Despite inflationary pressures, India still managed to put on a good show with overall growth of 8.8% for the last 12 months. In the metals arena, secondary aluminium producers have started to feel the pressure of low demand for die-casting grade ingots from Asia. Owing to lower availability, input (scrap) prices have traded at the higher end of the spectrum but they are not being adequately matched on the ingot side. This could lead to an early summer break for smelters who typically record lower outputs in the months of May and June owing to labour shortages and plant maintenance.
For copper and brass, stronger domestic demand has kept markets liquid. Owing to rapid fluctuations on the LME, most processors are trying to do a natural hedge by converting their buy/sell contracts on a formula basis to mitigate price risks.

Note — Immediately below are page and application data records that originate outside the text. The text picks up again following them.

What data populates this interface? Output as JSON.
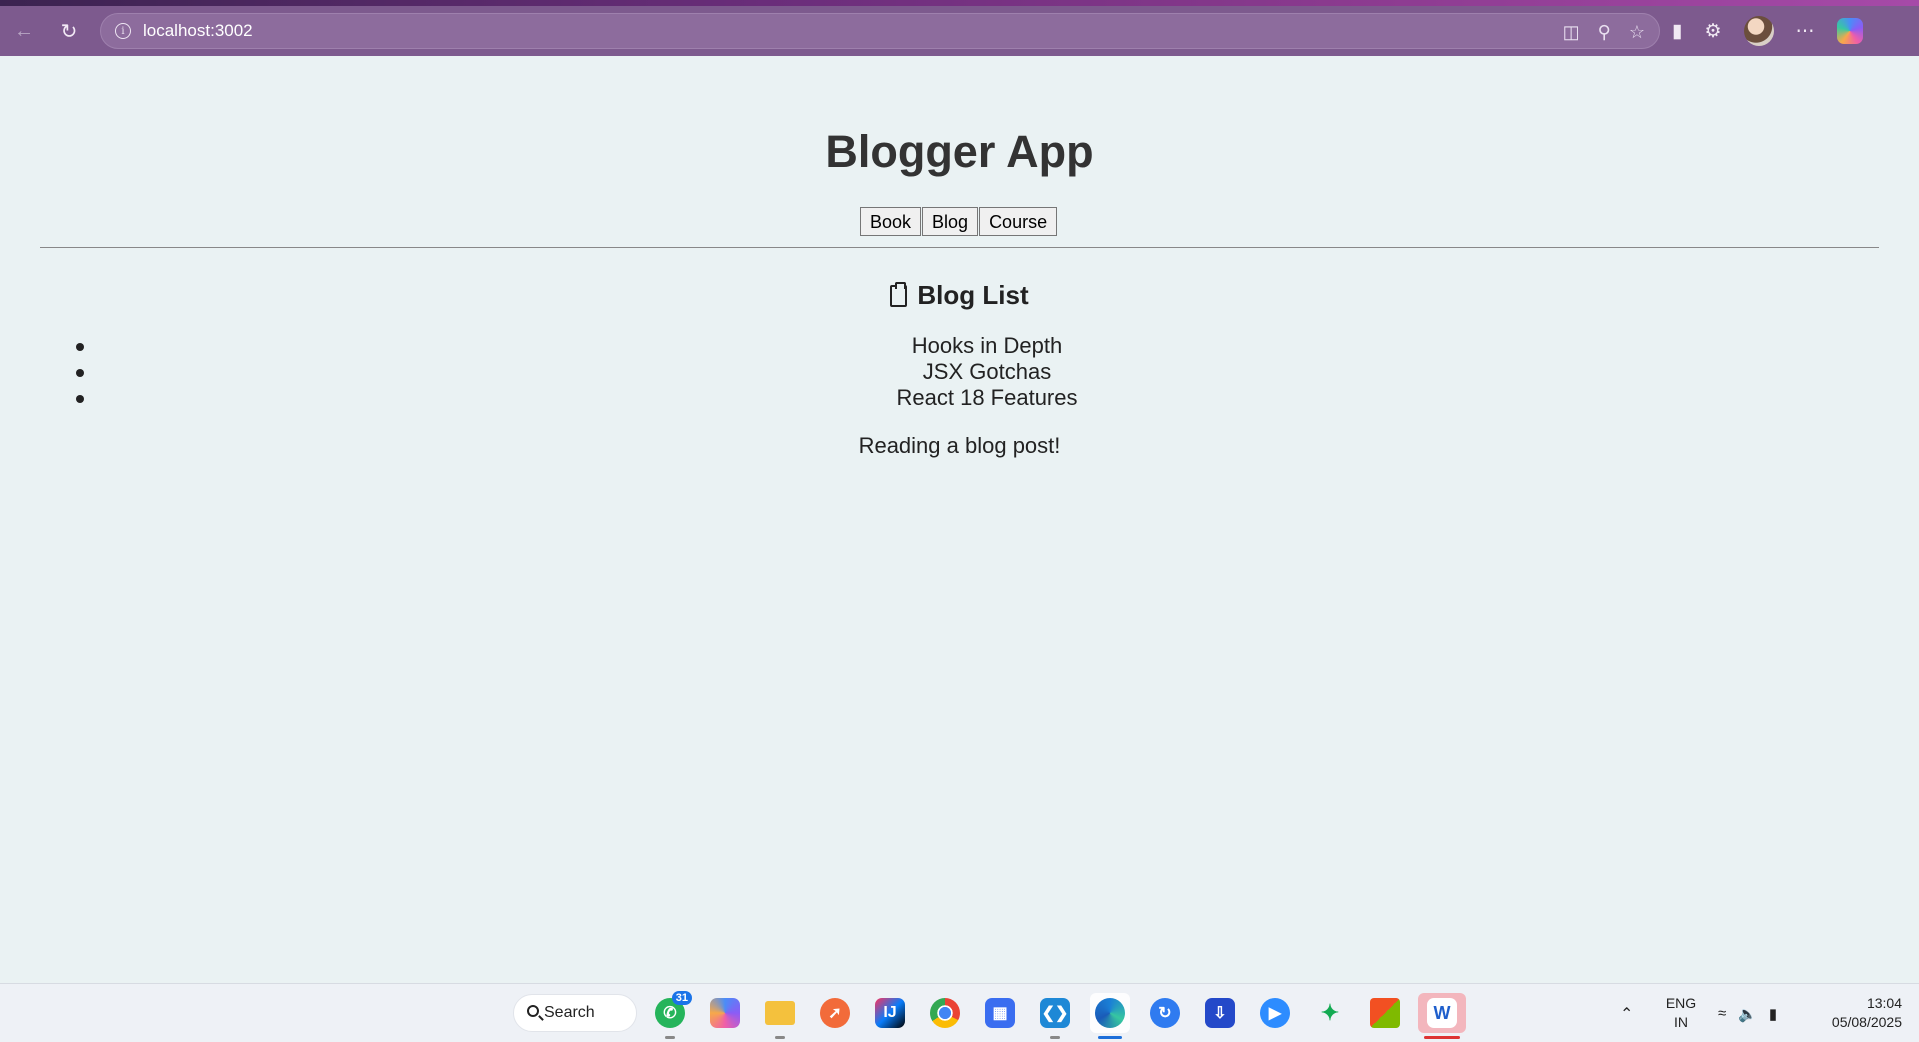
{
  "browser": {
    "url": "localhost:3002",
    "back_icon": "back-arrow-icon",
    "reload_icon": "reload-icon"
  },
  "page": {
    "title": "Blogger App",
    "nav_buttons": [
      "Book",
      "Blog",
      "Course"
    ],
    "section_title": "Blog List",
    "blog_items": [
      "Hooks in Depth",
      "JSX Gotchas",
      "React 18 Features"
    ],
    "reading_text": "Reading a blog post!"
  },
  "taskbar": {
    "search_label": "Search",
    "whatsapp_badge": "31",
    "language_line1": "ENG",
    "language_line2": "IN",
    "time": "13:04",
    "date": "05/08/2025"
  },
  "colors": {
    "browser_toolbar": "#7d5a8e",
    "page_background": "#eaf2f3",
    "taskbar": "#eef1f6"
  }
}
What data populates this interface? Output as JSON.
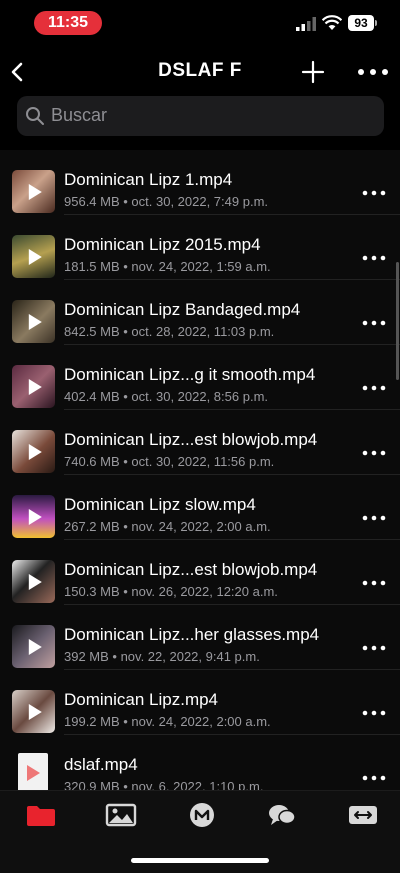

Some progress has been made in discussions with the government regarding the process of establishing standards for metal scrap. While the government recognizes the deep socio-economic impact brought along by the recycling industry and wants to set up standards which are conducive to sustainable growth, there is constant interference from primary metal producers (using mined resources) who are pushing for unrealistically high thresholds for metal contents which could possibly help them to consolidate their market share.